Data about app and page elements
* * * * * * *
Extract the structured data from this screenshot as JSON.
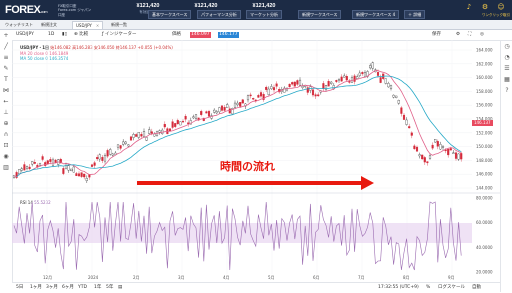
{
  "header": {
    "logo": "FOREX",
    "logo_suffix": ".com",
    "logo_sub_line1": "FX取引口座",
    "logo_sub_line2": "Forex.com ジャパン",
    "logo_sub_line3": "口座",
    "quotes": [
      {
        "value": "¥121,420",
        "label": "有効証拠金"
      },
      {
        "value": "¥121,420",
        "label": "口座残高"
      },
      {
        "value": "¥121,420",
        "label": "証拠金維持率"
      }
    ],
    "icon_label": "ワンクリック取引"
  },
  "workspaces": [
    "基本ワークスペース",
    "パフォーマンス分析",
    "マーケット分析",
    "新規ワークスペース",
    "新規ワークスペース 4",
    "＋ 詳細"
  ],
  "tabs": [
    "ウォッチリスト",
    "新規注文",
    "USD/JPY",
    "新規一覧"
  ],
  "toolbar": {
    "symbol": "USD/JPY",
    "timeframe": "1D",
    "compare": "比較",
    "indicators": "インジケーター",
    "mode": "価格",
    "bid": "146.097",
    "ask": "146.177",
    "save": "保存"
  },
  "legends": {
    "title": "USD/JPY・1日",
    "ohlc": "始146.082 高146.283 安146.050 終146.137 +0.055 (+0.04%)",
    "ma20_label": "MA 20 close 0",
    "ma20_value": "146.1849",
    "ma50_label": "MA 50 close 0",
    "ma50_value": "146.3574",
    "rsi_label": "RSI 14",
    "rsi_value": "55.5232"
  },
  "annotation": "時間の流れ",
  "colors": {
    "up": "#1a1a1a",
    "down": "#d42a3a",
    "ma20": "#e0618a",
    "ma50": "#26a9c7",
    "arrow": "#e8190f",
    "rsi": "#9a6ab0"
  },
  "chart_data": {
    "type": "line",
    "series": [
      {
        "name": "MA 20 close 0"
      },
      {
        "name": "MA 50 close 0"
      }
    ],
    "price_ticks": [
      "144.000",
      "146.000",
      "148.000",
      "150.000",
      "152.000",
      "154.000",
      "156.000",
      "158.000",
      "160.000",
      "162.000",
      "164.000"
    ],
    "time_ticks": [
      "12月",
      "2024",
      "2月",
      "3月",
      "4月",
      "5月",
      "6月",
      "7月",
      "8月",
      "9月"
    ],
    "rsi_ticks": [
      "80.0000",
      "60.0000",
      "40.0000",
      "20.0000"
    ],
    "last_price": "146.137"
  },
  "bottombar": {
    "ranges": [
      "5日",
      "1ヶ月",
      "3ヶ月",
      "6ヶ月",
      "YTD",
      "1年",
      "5年"
    ],
    "time": "17:32:55 (UTC+9)",
    "percent": "%",
    "log": "ログスケール",
    "auto": "自動"
  }
}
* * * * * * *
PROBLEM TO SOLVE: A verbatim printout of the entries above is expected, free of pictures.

COMPLETED TASK:
Extract the structured data from this screenshot as JSON.
{
  "header": {
    "logo": "FOREX",
    "logo_suffix": ".com",
    "logo_sub_line1": "FX取引口座",
    "logo_sub_line2": "Forex.com ジャパン",
    "logo_sub_line3": "口座",
    "quotes": [
      {
        "value": "¥121,420",
        "label": "有効証拠金"
      },
      {
        "value": "¥121,420",
        "label": "口座残高"
      },
      {
        "value": "¥121,420",
        "label": "証拠金維持率"
      }
    ],
    "icon_label": "ワンクリック取引"
  },
  "workspaces": [
    "基本ワークスペース",
    "パフォーマンス分析",
    "マーケット分析",
    "新規ワークスペース",
    "新規ワークスペース 4",
    "＋ 詳細"
  ],
  "tabs": [
    "ウォッチリスト",
    "新規注文",
    "USD/JPY",
    "新規一覧"
  ],
  "toolbar": {
    "symbol": "USD/JPY",
    "timeframe": "1D",
    "compare": "比較",
    "indicators": "インジケーター",
    "mode": "価格",
    "bid": "146.097",
    "ask": "146.177",
    "save": "保存"
  },
  "legends": {
    "title": "USD/JPY・1日",
    "ohlc": "始146.082 高146.283 安146.050 終146.137 +0.055 (+0.04%)",
    "ma20_label": "MA 20 close 0",
    "ma20_value": "146.1849",
    "ma50_label": "MA 50 close 0",
    "ma50_value": "146.3574",
    "rsi_label": "RSI 14",
    "rsi_value": "55.5232"
  },
  "annotation": "時間の流れ",
  "colors": {
    "up": "#1a1a1a",
    "down": "#d42a3a",
    "ma20": "#e0618a",
    "ma50": "#26a9c7",
    "arrow": "#e8190f",
    "rsi": "#9a6ab0"
  },
  "chart_data": {
    "type": "line",
    "series": [
      {
        "name": "MA 20 close 0"
      },
      {
        "name": "MA 50 close 0"
      }
    ],
    "price_ticks": [
      "144.000",
      "146.000",
      "148.000",
      "150.000",
      "152.000",
      "154.000",
      "156.000",
      "158.000",
      "160.000",
      "162.000",
      "164.000"
    ],
    "time_ticks": [
      "12月",
      "2024",
      "2月",
      "3月",
      "4月",
      "5月",
      "6月",
      "7月",
      "8月",
      "9月"
    ],
    "rsi_ticks": [
      "80.0000",
      "60.0000",
      "40.0000",
      "20.0000"
    ],
    "last_price": "146.137"
  },
  "bottombar": {
    "ranges": [
      "5日",
      "1ヶ月",
      "3ヶ月",
      "6ヶ月",
      "YTD",
      "1年",
      "5年"
    ],
    "time": "17:32:55 (UTC+9)",
    "percent": "%",
    "log": "ログスケール",
    "auto": "自動"
  }
}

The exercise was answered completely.